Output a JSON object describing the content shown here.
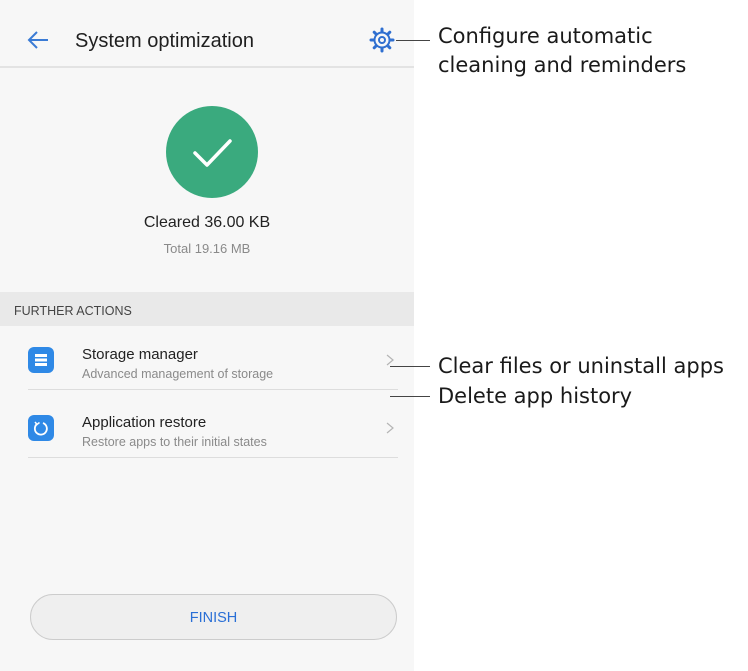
{
  "header": {
    "title": "System optimization"
  },
  "result": {
    "cleared": "Cleared 36.00 KB",
    "total": "Total 19.16 MB"
  },
  "section": {
    "title": "FURTHER ACTIONS"
  },
  "actions": [
    {
      "label": "Storage manager",
      "sub": "Advanced management of storage",
      "icon": "storage-icon"
    },
    {
      "label": "Application restore",
      "sub": "Restore apps to their initial states",
      "icon": "restore-icon"
    }
  ],
  "finish_label": "FINISH",
  "callouts": {
    "settings": "Configure automatic cleaning and reminders",
    "storage": "Clear files or uninstall apps",
    "restore": "Delete app history"
  },
  "colors": {
    "success": "#3aaa7e",
    "icon_blue": "#2f89e6",
    "accent": "#2a6fd6"
  }
}
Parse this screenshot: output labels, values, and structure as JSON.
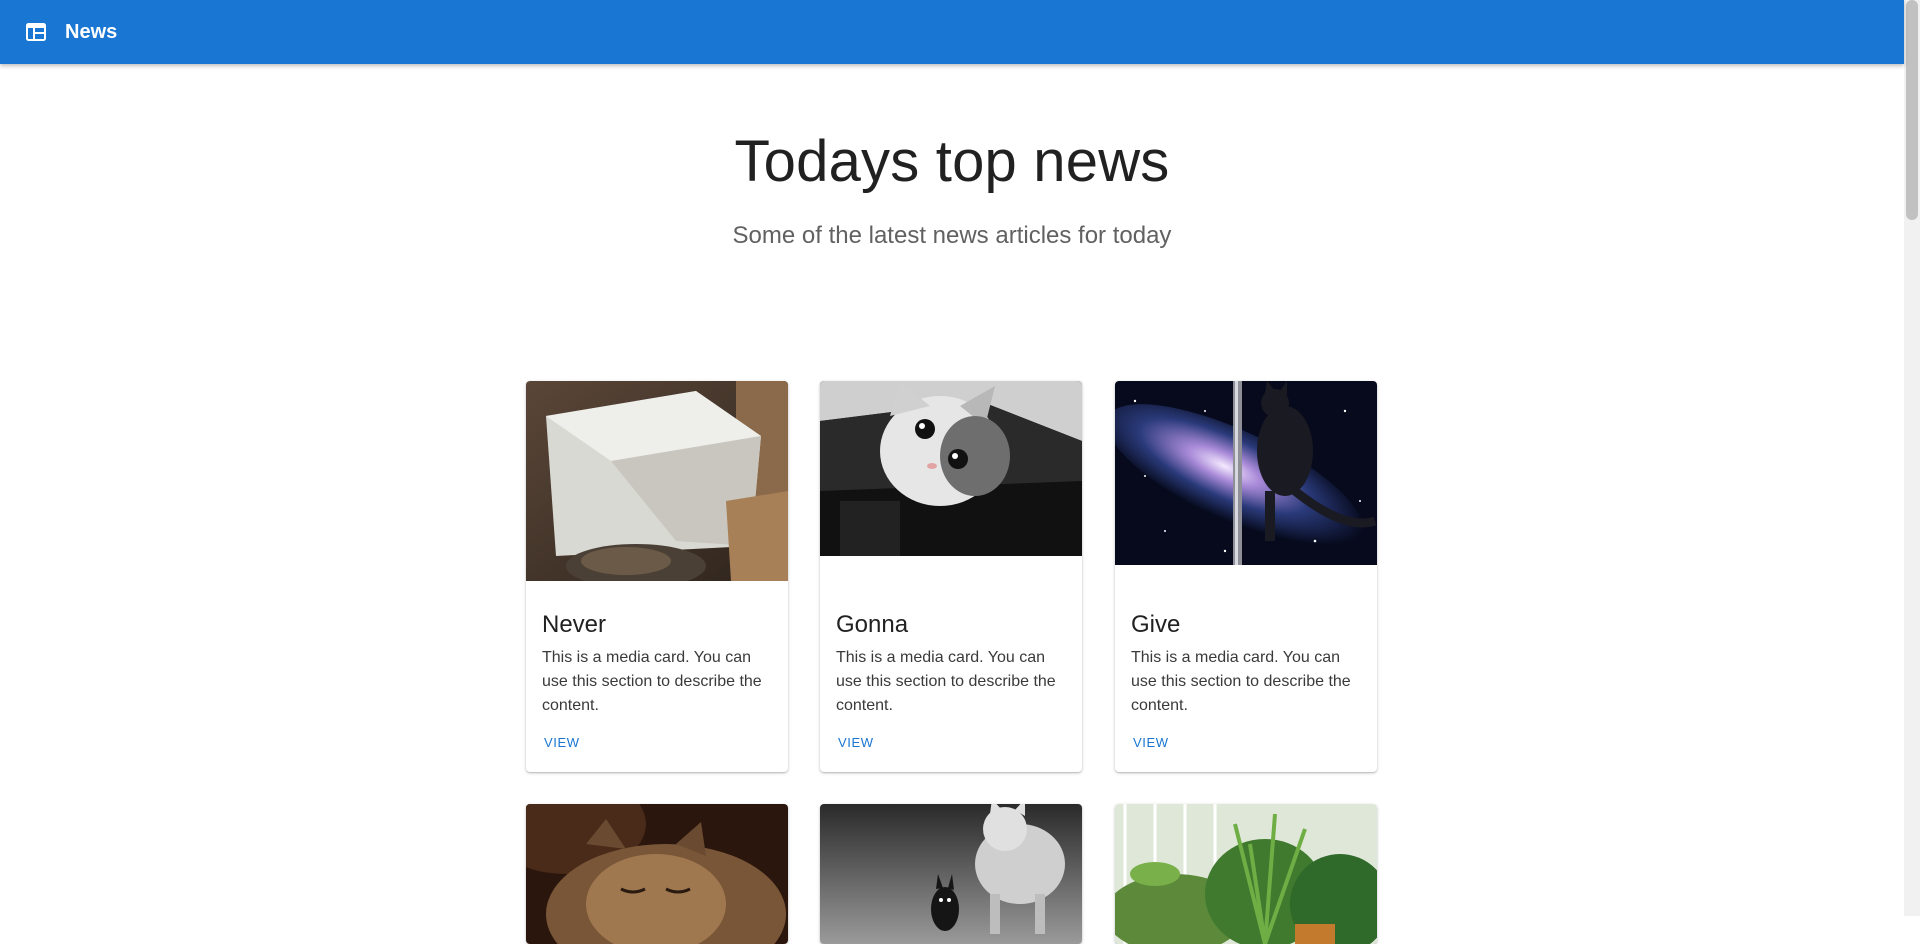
{
  "appbar": {
    "title": "News",
    "icon": "view-quilt-icon"
  },
  "hero": {
    "title": "Todays top news",
    "subtitle": "Some of the latest news articles for today"
  },
  "cards": [
    {
      "title": "Never",
      "text": "This is a media card. You can use this section to describe the content.",
      "action": "VIEW",
      "image": "cat-in-box-photo"
    },
    {
      "title": "Gonna",
      "text": "This is a media card. You can use this section to describe the content.",
      "action": "VIEW",
      "image": "kitten-closeup-photo"
    },
    {
      "title": "Give",
      "text": "This is a media card. You can use this section to describe the content.",
      "action": "VIEW",
      "image": "cat-on-pole-galaxy-photo"
    },
    {
      "image": "sleeping-kitten-photo"
    },
    {
      "image": "cat-with-totoro-bw-photo"
    },
    {
      "image": "garden-plants-photo"
    }
  ],
  "colors": {
    "primary": "#1976d2",
    "background": "#ffffff"
  }
}
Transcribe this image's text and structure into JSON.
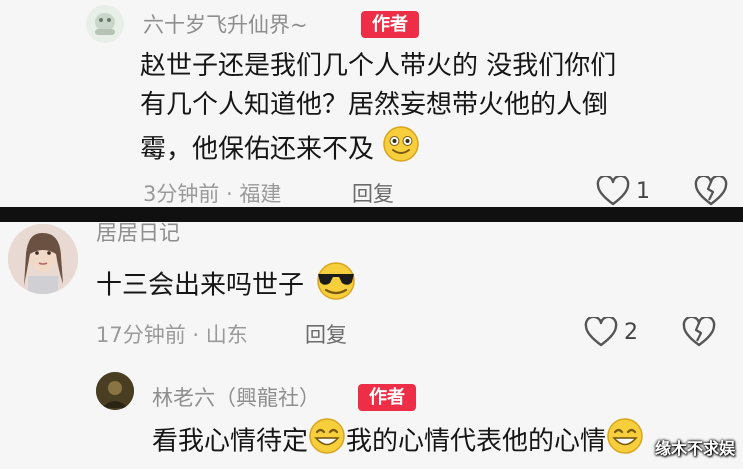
{
  "comments": [
    {
      "username": "六十岁飞升仙界~",
      "badge": "作者",
      "text_lines": [
        "赵世子还是我们几个人带火的 没我们你们",
        "有几个人知道他？居然妄想带火他的人倒",
        "霉，他保佑还来不及"
      ],
      "emoji_icon": "smile-emoji",
      "meta": "3分钟前 · 福建",
      "reply_label": "回复",
      "likes": "1"
    },
    {
      "username": "居居日记",
      "text": "十三会出来吗世子",
      "emoji_icon": "sunglasses-emoji",
      "meta": "17分钟前 · 山东",
      "reply_label": "回复",
      "likes": "2"
    },
    {
      "username": "林老六（興龍社）",
      "badge": "作者",
      "text_part1": "看我心情待定",
      "text_part2": "我的心情代表他的心情",
      "emoji_icon": "grin-emoji"
    }
  ],
  "watermark": "缘木不求娱",
  "colors": {
    "badge": "#ee2e46",
    "divider": "#101010",
    "panel": "#f6f6f6"
  }
}
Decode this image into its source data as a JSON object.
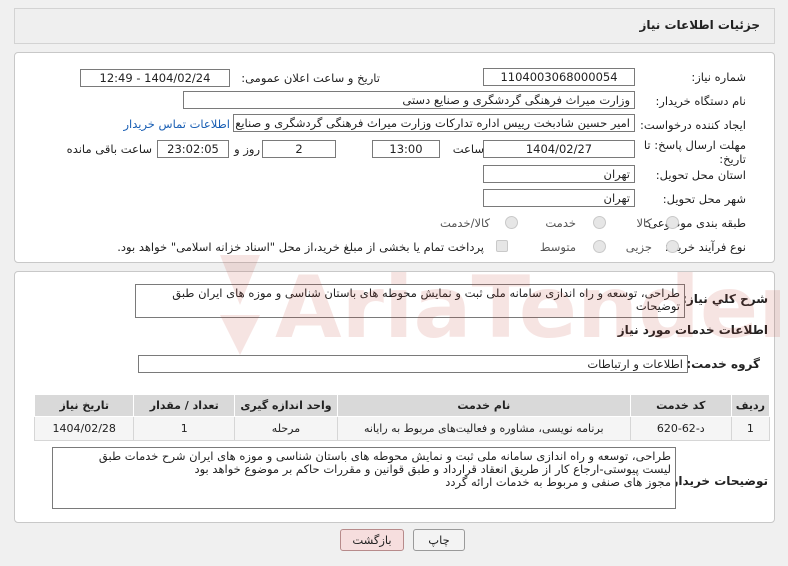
{
  "header": {
    "title": "جزئیات اطلاعات نیاز"
  },
  "info": {
    "need_number_label": "شماره نیاز:",
    "need_number": "1104003068000054",
    "announce_label": "تاریخ و ساعت اعلان عمومی:",
    "announce_value": "1404/02/24 - 12:49",
    "buyer_org_label": "نام دستگاه خریدار:",
    "buyer_org": "وزارت میراث فرهنگی  گردشگری و صنایع دستی",
    "creator_label": "ایجاد کننده درخواست:",
    "creator": "امیر حسین شادبخت رییس اداره تدارکات وزارت میراث فرهنگی  گردشگری و صنایع دستی",
    "contact_link": "اطلاعات تماس خریدار",
    "deadline_label": "مهلت ارسال پاسخ: تا تاریخ:",
    "deadline_date": "1404/02/27",
    "time_label": "ساعت",
    "deadline_time": "13:00",
    "days_value": "2",
    "days_label": "روز و",
    "remaining_time": "23:02:05",
    "remaining_label": "ساعت باقی مانده",
    "province_label": "استان محل تحویل:",
    "province": "تهران",
    "city_label": "شهر محل تحویل:",
    "city": "تهران",
    "category_label": "طبقه بندی موضوعی:",
    "category_options": [
      "کالا",
      "خدمت",
      "کالا/خدمت"
    ],
    "process_label": "نوع فرآیند خرید :",
    "process_options": [
      "جزیی",
      "متوسط"
    ],
    "payment_text": "پرداخت تمام یا بخشی از مبلغ خرید،از محل \"اسناد خزانه اسلامی\" خواهد بود."
  },
  "summary": {
    "label": "شرح کلي نياز:",
    "text": "طراحی، توسعه و راه اندازی سامانه ملی ثبت و نمایش محوطه های باستان شناسی و موزه های ایران طبق توضیحات"
  },
  "services": {
    "section_title": "اطلاعات خدمات مورد نیاز",
    "group_label": "گروه خدمت:",
    "group_value": "اطلاعات و ارتباطات",
    "columns": [
      "ردیف",
      "کد خدمت",
      "نام خدمت",
      "واحد اندازه گیری",
      "تعداد / مقدار",
      "تاریخ نیاز"
    ],
    "rows": [
      [
        "1",
        "د-62-620",
        "برنامه نویسی، مشاوره و فعالیت‌های مربوط به رایانه",
        "مرحله",
        "1",
        "1404/02/28"
      ]
    ]
  },
  "buyer_notes": {
    "label": "توضیحات خریدار:",
    "lines": [
      "طراحی، توسعه و راه اندازی سامانه ملی ثبت و نمایش محوطه های باستان شناسی و موزه های ایران شرح خدمات طبق",
      "لیست پیوستی-ارجاع کار از طریق انعقاد قرارداد و طبق قوانین و مقررات حاکم بر موضوع خواهد بود",
      "مجوز های صنفی و مربوط به خدمات ارائه گردد"
    ]
  },
  "buttons": {
    "print": "چاپ",
    "back": "بازگشت"
  },
  "watermark": {
    "text": "AriaTender.net",
    "color": "#c0392b"
  }
}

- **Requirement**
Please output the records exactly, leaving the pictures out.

- **Task result**
Output a JSON object describing the content shown here.
{
  "header": {
    "title": "System optimization"
  },
  "result": {
    "cleared": "Cleared 36.00 KB",
    "total": "Total 19.16 MB"
  },
  "section": {
    "title": "FURTHER ACTIONS"
  },
  "actions": [
    {
      "label": "Storage manager",
      "sub": "Advanced management of storage",
      "icon": "storage-icon"
    },
    {
      "label": "Application restore",
      "sub": "Restore apps to their initial states",
      "icon": "restore-icon"
    }
  ],
  "finish_label": "FINISH",
  "callouts": {
    "settings": "Configure automatic cleaning and reminders",
    "storage": "Clear files or uninstall apps",
    "restore": "Delete app history"
  },
  "colors": {
    "success": "#3aaa7e",
    "icon_blue": "#2f89e6",
    "accent": "#2a6fd6"
  }
}
Parse this screenshot: output labels, values, and structure as JSON.
{
  "appbar": {
    "title": "News",
    "icon": "view-quilt-icon"
  },
  "hero": {
    "title": "Todays top news",
    "subtitle": "Some of the latest news articles for today"
  },
  "cards": [
    {
      "title": "Never",
      "text": "This is a media card. You can use this section to describe the content.",
      "action": "VIEW",
      "image": "cat-in-box-photo"
    },
    {
      "title": "Gonna",
      "text": "This is a media card. You can use this section to describe the content.",
      "action": "VIEW",
      "image": "kitten-closeup-photo"
    },
    {
      "title": "Give",
      "text": "This is a media card. You can use this section to describe the content.",
      "action": "VIEW",
      "image": "cat-on-pole-galaxy-photo"
    },
    {
      "image": "sleeping-kitten-photo"
    },
    {
      "image": "cat-with-totoro-bw-photo"
    },
    {
      "image": "garden-plants-photo"
    }
  ],
  "colors": {
    "primary": "#1976d2",
    "background": "#ffffff"
  }
}
Transcribe this image's text and structure into JSON.
{
  "comments": [
    {
      "username": "六十岁飞升仙界~",
      "badge": "作者",
      "text_lines": [
        "赵世子还是我们几个人带火的 没我们你们",
        "有几个人知道他？居然妄想带火他的人倒",
        "霉，他保佑还来不及"
      ],
      "emoji_icon": "smile-emoji",
      "meta": "3分钟前 · 福建",
      "reply_label": "回复",
      "likes": "1"
    },
    {
      "username": "居居日记",
      "text": "十三会出来吗世子",
      "emoji_icon": "sunglasses-emoji",
      "meta": "17分钟前 · 山东",
      "reply_label": "回复",
      "likes": "2"
    },
    {
      "username": "林老六（興龍社）",
      "badge": "作者",
      "text_part1": "看我心情待定",
      "text_part2": "我的心情代表他的心情",
      "emoji_icon": "grin-emoji"
    }
  ],
  "watermark": "缘木不求娱",
  "colors": {
    "badge": "#ee2e46",
    "divider": "#101010",
    "panel": "#f6f6f6"
  }
}
Decode this image into its source data as a JSON object.
{
  "header": {
    "title": "جزئیات اطلاعات نیاز"
  },
  "info": {
    "need_number_label": "شماره نیاز:",
    "need_number": "1104003068000054",
    "announce_label": "تاریخ و ساعت اعلان عمومی:",
    "announce_value": "1404/02/24 - 12:49",
    "buyer_org_label": "نام دستگاه خریدار:",
    "buyer_org": "وزارت میراث فرهنگی  گردشگری و صنایع دستی",
    "creator_label": "ایجاد کننده درخواست:",
    "creator": "امیر حسین شادبخت رییس اداره تدارکات وزارت میراث فرهنگی  گردشگری و صنایع دستی",
    "contact_link": "اطلاعات تماس خریدار",
    "deadline_label": "مهلت ارسال پاسخ: تا تاریخ:",
    "deadline_date": "1404/02/27",
    "time_label": "ساعت",
    "deadline_time": "13:00",
    "days_value": "2",
    "days_label": "روز و",
    "remaining_time": "23:02:05",
    "remaining_label": "ساعت باقی مانده",
    "province_label": "استان محل تحویل:",
    "province": "تهران",
    "city_label": "شهر محل تحویل:",
    "city": "تهران",
    "category_label": "طبقه بندی موضوعی:",
    "category_options": [
      "کالا",
      "خدمت",
      "کالا/خدمت"
    ],
    "process_label": "نوع فرآیند خرید :",
    "process_options": [
      "جزیی",
      "متوسط"
    ],
    "payment_text": "پرداخت تمام یا بخشی از مبلغ خرید،از محل \"اسناد خزانه اسلامی\" خواهد بود."
  },
  "summary": {
    "label": "شرح کلي نياز:",
    "text": "طراحی، توسعه و راه اندازی سامانه ملی ثبت و نمایش محوطه های باستان شناسی و موزه های ایران طبق توضیحات"
  },
  "services": {
    "section_title": "اطلاعات خدمات مورد نیاز",
    "group_label": "گروه خدمت:",
    "group_value": "اطلاعات و ارتباطات",
    "columns": [
      "ردیف",
      "کد خدمت",
      "نام خدمت",
      "واحد اندازه گیری",
      "تعداد / مقدار",
      "تاریخ نیاز"
    ],
    "rows": [
      [
        "1",
        "د-62-620",
        "برنامه نویسی، مشاوره و فعالیت‌های مربوط به رایانه",
        "مرحله",
        "1",
        "1404/02/28"
      ]
    ]
  },
  "buyer_notes": {
    "label": "توضیحات خریدار:",
    "lines": [
      "طراحی، توسعه و راه اندازی سامانه ملی ثبت و نمایش محوطه های باستان شناسی و موزه های ایران شرح خدمات طبق",
      "لیست پیوستی-ارجاع کار از طریق انعقاد قرارداد و طبق قوانین و مقررات حاکم بر موضوع خواهد بود",
      "مجوز های صنفی و مربوط به خدمات ارائه گردد"
    ]
  },
  "buttons": {
    "print": "چاپ",
    "back": "بازگشت"
  },
  "watermark": {
    "text": "AriaTender.net",
    "color": "#c0392b"
  }
}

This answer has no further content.